[DATASET RECORDS — start]

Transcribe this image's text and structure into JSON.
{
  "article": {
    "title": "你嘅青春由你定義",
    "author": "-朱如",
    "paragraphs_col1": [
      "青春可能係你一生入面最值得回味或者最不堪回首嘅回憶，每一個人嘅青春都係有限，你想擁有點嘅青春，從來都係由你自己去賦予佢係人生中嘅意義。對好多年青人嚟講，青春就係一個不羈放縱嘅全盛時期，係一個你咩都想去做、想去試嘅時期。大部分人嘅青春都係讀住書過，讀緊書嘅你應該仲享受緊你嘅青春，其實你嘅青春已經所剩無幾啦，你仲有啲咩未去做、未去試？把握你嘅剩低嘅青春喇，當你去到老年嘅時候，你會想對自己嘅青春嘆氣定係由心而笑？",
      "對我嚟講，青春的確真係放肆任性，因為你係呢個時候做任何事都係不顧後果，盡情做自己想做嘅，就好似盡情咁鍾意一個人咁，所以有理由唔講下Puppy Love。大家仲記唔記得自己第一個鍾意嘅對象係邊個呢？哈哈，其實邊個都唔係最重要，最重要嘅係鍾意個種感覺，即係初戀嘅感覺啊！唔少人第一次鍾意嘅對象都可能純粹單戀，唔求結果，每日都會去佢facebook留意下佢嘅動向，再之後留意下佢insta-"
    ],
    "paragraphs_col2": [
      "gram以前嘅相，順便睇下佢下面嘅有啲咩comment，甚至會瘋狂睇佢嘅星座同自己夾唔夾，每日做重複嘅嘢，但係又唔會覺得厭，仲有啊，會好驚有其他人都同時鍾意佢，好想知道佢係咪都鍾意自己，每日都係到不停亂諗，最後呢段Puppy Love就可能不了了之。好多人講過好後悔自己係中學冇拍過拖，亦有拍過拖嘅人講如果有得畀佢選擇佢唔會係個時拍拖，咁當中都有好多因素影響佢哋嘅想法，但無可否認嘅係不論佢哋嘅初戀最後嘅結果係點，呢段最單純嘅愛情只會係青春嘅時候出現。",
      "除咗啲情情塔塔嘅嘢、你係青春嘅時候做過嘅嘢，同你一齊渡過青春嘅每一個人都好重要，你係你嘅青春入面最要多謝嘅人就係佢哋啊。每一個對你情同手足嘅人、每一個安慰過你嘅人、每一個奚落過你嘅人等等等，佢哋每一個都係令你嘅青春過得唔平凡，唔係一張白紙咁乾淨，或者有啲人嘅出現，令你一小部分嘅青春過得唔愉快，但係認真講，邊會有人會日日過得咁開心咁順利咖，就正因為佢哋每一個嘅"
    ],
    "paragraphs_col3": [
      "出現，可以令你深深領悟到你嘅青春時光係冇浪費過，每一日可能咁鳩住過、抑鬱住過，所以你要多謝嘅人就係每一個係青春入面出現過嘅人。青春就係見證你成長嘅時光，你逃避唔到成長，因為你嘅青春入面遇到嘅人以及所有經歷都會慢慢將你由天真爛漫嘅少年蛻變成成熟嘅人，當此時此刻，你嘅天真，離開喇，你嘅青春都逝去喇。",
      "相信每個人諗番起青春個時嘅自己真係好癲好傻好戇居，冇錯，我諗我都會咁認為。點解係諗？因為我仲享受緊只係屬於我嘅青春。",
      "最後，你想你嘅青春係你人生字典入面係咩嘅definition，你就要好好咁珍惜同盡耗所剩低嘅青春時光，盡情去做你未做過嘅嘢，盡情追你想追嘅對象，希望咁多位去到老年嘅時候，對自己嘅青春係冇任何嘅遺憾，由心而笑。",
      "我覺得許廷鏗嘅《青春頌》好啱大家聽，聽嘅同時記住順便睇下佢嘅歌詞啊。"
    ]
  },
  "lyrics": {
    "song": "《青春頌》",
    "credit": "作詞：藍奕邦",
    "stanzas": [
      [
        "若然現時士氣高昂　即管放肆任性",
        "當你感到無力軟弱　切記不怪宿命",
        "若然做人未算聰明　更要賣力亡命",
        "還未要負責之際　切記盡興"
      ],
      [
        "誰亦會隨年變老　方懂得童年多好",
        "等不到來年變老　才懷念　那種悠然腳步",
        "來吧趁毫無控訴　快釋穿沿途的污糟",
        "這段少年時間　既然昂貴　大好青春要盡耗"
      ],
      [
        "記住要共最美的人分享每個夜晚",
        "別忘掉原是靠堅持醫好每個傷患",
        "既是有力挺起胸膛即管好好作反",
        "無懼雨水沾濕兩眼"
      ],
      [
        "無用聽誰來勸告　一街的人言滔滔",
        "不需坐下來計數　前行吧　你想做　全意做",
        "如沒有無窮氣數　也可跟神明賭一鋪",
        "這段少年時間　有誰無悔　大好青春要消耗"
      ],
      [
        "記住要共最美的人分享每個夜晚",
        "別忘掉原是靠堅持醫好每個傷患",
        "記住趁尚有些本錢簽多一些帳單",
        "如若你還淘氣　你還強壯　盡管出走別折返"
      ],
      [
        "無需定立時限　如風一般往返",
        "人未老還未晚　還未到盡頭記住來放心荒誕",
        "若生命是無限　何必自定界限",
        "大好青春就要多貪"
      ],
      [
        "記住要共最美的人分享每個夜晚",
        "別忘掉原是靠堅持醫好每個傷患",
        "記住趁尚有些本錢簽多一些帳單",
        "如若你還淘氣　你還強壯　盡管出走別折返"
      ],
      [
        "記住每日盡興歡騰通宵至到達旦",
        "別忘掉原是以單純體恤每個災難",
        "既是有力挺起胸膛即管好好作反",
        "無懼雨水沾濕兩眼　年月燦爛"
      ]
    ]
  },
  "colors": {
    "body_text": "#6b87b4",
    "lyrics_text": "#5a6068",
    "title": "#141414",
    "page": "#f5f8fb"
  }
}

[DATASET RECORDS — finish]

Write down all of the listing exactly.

Transcribe this image's text and structure into JSON.
{
  "article": {
    "title": "你嘅青春由你定義",
    "author": "-朱如",
    "paragraphs_col1": [
      "青春可能係你一生入面最值得回味或者最不堪回首嘅回憶，每一個人嘅青春都係有限，你想擁有點嘅青春，從來都係由你自己去賦予佢係人生中嘅意義。對好多年青人嚟講，青春就係一個不羈放縱嘅全盛時期，係一個你咩都想去做、想去試嘅時期。大部分人嘅青春都係讀住書過，讀緊書嘅你應該仲享受緊你嘅青春，其實你嘅青春已經所剩無幾啦，你仲有啲咩未去做、未去試？把握你嘅剩低嘅青春喇，當你去到老年嘅時候，你會想對自己嘅青春嘆氣定係由心而笑？",
      "對我嚟講，青春的確真係放肆任性，因為你係呢個時候做任何事都係不顧後果，盡情做自己想做嘅，就好似盡情咁鍾意一個人咁，所以有理由唔講下Puppy Love。大家仲記唔記得自己第一個鍾意嘅對象係邊個呢？哈哈，其實邊個都唔係最重要，最重要嘅係鍾意個種感覺，即係初戀嘅感覺啊！唔少人第一次鍾意嘅對象都可能純粹單戀，唔求結果，每日都會去佢facebook留意下佢嘅動向，再之後留意下佢insta-"
    ],
    "paragraphs_col2": [
      "gram以前嘅相，順便睇下佢下面嘅有啲咩comment，甚至會瘋狂睇佢嘅星座同自己夾唔夾，每日做重複嘅嘢，但係又唔會覺得厭，仲有啊，會好驚有其他人都同時鍾意佢，好想知道佢係咪都鍾意自己，每日都係到不停亂諗，最後呢段Puppy Love就可能不了了之。好多人講過好後悔自己係中學冇拍過拖，亦有拍過拖嘅人講如果有得畀佢選擇佢唔會係個時拍拖，咁當中都有好多因素影響佢哋嘅想法，但無可否認嘅係不論佢哋嘅初戀最後嘅結果係點，呢段最單純嘅愛情只會係青春嘅時候出現。",
      "除咗啲情情塔塔嘅嘢、你係青春嘅時候做過嘅嘢，同你一齊渡過青春嘅每一個人都好重要，你係你嘅青春入面最要多謝嘅人就係佢哋啊。每一個對你情同手足嘅人、每一個安慰過你嘅人、每一個奚落過你嘅人等等等，佢哋每一個都係令你嘅青春過得唔平凡，唔係一張白紙咁乾淨，或者有啲人嘅出現，令你一小部分嘅青春過得唔愉快，但係認真講，邊會有人會日日過得咁開心咁順利咖，就正因為佢哋每一個嘅"
    ],
    "paragraphs_col3": [
      "出現，可以令你深深領悟到你嘅青春時光係冇浪費過，每一日可能咁鳩住過、抑鬱住過，所以你要多謝嘅人就係每一個係青春入面出現過嘅人。青春就係見證你成長嘅時光，你逃避唔到成長，因為你嘅青春入面遇到嘅人以及所有經歷都會慢慢將你由天真爛漫嘅少年蛻變成成熟嘅人，當此時此刻，你嘅天真，離開喇，你嘅青春都逝去喇。",
      "相信每個人諗番起青春個時嘅自己真係好癲好傻好戇居，冇錯，我諗我都會咁認為。點解係諗？因為我仲享受緊只係屬於我嘅青春。",
      "最後，你想你嘅青春係你人生字典入面係咩嘅definition，你就要好好咁珍惜同盡耗所剩低嘅青春時光，盡情去做你未做過嘅嘢，盡情追你想追嘅對象，希望咁多位去到老年嘅時候，對自己嘅青春係冇任何嘅遺憾，由心而笑。",
      "我覺得許廷鏗嘅《青春頌》好啱大家聽，聽嘅同時記住順便睇下佢嘅歌詞啊。"
    ]
  },
  "lyrics": {
    "song": "《青春頌》",
    "credit": "作詞：藍奕邦",
    "stanzas": [
      [
        "若然現時士氣高昂　即管放肆任性",
        "當你感到無力軟弱　切記不怪宿命",
        "若然做人未算聰明　更要賣力亡命",
        "還未要負責之際　切記盡興"
      ],
      [
        "誰亦會隨年變老　方懂得童年多好",
        "等不到來年變老　才懷念　那種悠然腳步",
        "來吧趁毫無控訴　快釋穿沿途的污糟",
        "這段少年時間　既然昂貴　大好青春要盡耗"
      ],
      [
        "記住要共最美的人分享每個夜晚",
        "別忘掉原是靠堅持醫好每個傷患",
        "既是有力挺起胸膛即管好好作反",
        "無懼雨水沾濕兩眼"
      ],
      [
        "無用聽誰來勸告　一街的人言滔滔",
        "不需坐下來計數　前行吧　你想做　全意做",
        "如沒有無窮氣數　也可跟神明賭一鋪",
        "這段少年時間　有誰無悔　大好青春要消耗"
      ],
      [
        "記住要共最美的人分享每個夜晚",
        "別忘掉原是靠堅持醫好每個傷患",
        "記住趁尚有些本錢簽多一些帳單",
        "如若你還淘氣　你還強壯　盡管出走別折返"
      ],
      [
        "無需定立時限　如風一般往返",
        "人未老還未晚　還未到盡頭記住來放心荒誕",
        "若生命是無限　何必自定界限",
        "大好青春就要多貪"
      ],
      [
        "記住要共最美的人分享每個夜晚",
        "別忘掉原是靠堅持醫好每個傷患",
        "記住趁尚有些本錢簽多一些帳單",
        "如若你還淘氣　你還強壯　盡管出走別折返"
      ],
      [
        "記住每日盡興歡騰通宵至到達旦",
        "別忘掉原是以單純體恤每個災難",
        "既是有力挺起胸膛即管好好作反",
        "無懼雨水沾濕兩眼　年月燦爛"
      ]
    ]
  },
  "colors": {
    "body_text": "#6b87b4",
    "lyrics_text": "#5a6068",
    "title": "#141414",
    "page": "#f5f8fb"
  }
}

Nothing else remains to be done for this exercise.